Goal of the exercise
Below are some records; work out how many of their lines contain "time" and give the number only.

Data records

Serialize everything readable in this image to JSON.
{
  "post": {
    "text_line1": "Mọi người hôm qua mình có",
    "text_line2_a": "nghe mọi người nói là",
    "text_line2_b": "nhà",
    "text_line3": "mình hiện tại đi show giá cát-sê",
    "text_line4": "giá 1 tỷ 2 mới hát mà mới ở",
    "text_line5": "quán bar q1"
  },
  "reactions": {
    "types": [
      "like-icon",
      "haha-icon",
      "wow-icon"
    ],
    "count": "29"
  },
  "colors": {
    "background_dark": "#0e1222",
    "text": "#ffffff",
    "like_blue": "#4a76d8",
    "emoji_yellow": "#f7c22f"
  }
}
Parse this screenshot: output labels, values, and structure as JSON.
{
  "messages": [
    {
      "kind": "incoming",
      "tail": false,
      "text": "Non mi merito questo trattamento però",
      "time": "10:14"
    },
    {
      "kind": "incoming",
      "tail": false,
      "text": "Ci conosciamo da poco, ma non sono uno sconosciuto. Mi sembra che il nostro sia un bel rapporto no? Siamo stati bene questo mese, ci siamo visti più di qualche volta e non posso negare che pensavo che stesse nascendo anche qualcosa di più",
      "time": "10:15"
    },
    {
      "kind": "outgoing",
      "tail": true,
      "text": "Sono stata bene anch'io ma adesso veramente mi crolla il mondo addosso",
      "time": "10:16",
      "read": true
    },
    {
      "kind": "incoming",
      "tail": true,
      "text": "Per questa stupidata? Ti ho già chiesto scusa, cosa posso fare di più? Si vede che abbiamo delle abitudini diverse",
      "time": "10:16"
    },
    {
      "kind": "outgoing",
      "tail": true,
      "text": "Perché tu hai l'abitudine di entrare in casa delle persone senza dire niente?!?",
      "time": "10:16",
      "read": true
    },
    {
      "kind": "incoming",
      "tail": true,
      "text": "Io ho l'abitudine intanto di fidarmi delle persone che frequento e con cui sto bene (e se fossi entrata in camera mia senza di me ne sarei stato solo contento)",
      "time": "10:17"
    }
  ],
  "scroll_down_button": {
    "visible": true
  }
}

Solution
6